Page and application data records ::
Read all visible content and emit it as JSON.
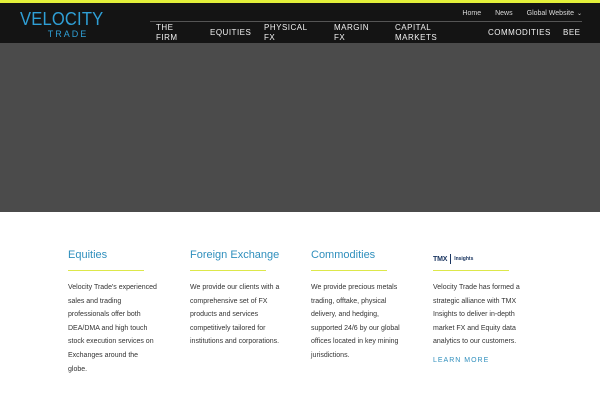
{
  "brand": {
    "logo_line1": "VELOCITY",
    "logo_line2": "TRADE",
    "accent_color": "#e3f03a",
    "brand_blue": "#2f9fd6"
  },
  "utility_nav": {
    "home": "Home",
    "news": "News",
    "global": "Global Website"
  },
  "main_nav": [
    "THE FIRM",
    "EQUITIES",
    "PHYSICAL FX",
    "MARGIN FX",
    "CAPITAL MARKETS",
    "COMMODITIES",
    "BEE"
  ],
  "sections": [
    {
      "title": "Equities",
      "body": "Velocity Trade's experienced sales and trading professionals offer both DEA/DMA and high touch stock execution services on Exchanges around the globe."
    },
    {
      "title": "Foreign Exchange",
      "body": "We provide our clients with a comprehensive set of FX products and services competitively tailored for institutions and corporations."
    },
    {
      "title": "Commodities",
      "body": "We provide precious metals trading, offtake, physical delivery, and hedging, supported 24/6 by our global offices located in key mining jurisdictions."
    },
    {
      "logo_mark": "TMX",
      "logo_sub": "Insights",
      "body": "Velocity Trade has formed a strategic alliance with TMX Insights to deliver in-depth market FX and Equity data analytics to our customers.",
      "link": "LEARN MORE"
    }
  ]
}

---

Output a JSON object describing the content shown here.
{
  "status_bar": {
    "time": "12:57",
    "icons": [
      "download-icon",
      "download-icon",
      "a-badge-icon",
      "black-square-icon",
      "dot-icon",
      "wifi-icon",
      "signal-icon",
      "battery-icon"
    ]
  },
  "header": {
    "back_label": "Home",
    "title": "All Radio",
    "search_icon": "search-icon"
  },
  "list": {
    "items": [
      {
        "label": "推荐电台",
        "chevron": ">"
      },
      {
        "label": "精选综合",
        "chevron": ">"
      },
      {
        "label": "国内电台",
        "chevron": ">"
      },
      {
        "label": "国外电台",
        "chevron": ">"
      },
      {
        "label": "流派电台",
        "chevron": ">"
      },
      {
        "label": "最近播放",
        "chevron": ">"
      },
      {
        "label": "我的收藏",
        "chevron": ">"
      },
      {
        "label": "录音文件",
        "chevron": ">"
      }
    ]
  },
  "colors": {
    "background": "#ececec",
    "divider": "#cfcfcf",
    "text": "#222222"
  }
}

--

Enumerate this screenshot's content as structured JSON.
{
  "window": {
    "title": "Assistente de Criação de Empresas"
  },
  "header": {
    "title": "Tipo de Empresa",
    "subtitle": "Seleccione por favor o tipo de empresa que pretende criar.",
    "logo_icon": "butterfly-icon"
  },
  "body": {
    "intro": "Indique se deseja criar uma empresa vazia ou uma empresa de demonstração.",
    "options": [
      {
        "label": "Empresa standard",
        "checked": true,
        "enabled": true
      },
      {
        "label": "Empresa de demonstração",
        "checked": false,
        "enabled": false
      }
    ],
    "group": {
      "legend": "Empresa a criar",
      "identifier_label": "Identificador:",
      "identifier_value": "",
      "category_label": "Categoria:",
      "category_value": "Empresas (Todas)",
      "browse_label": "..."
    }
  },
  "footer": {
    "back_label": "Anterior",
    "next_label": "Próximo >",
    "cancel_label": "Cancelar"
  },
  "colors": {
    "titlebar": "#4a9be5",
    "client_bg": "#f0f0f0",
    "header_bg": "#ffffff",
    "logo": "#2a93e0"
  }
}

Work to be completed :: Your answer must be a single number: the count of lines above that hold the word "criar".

Exercise solution :: 3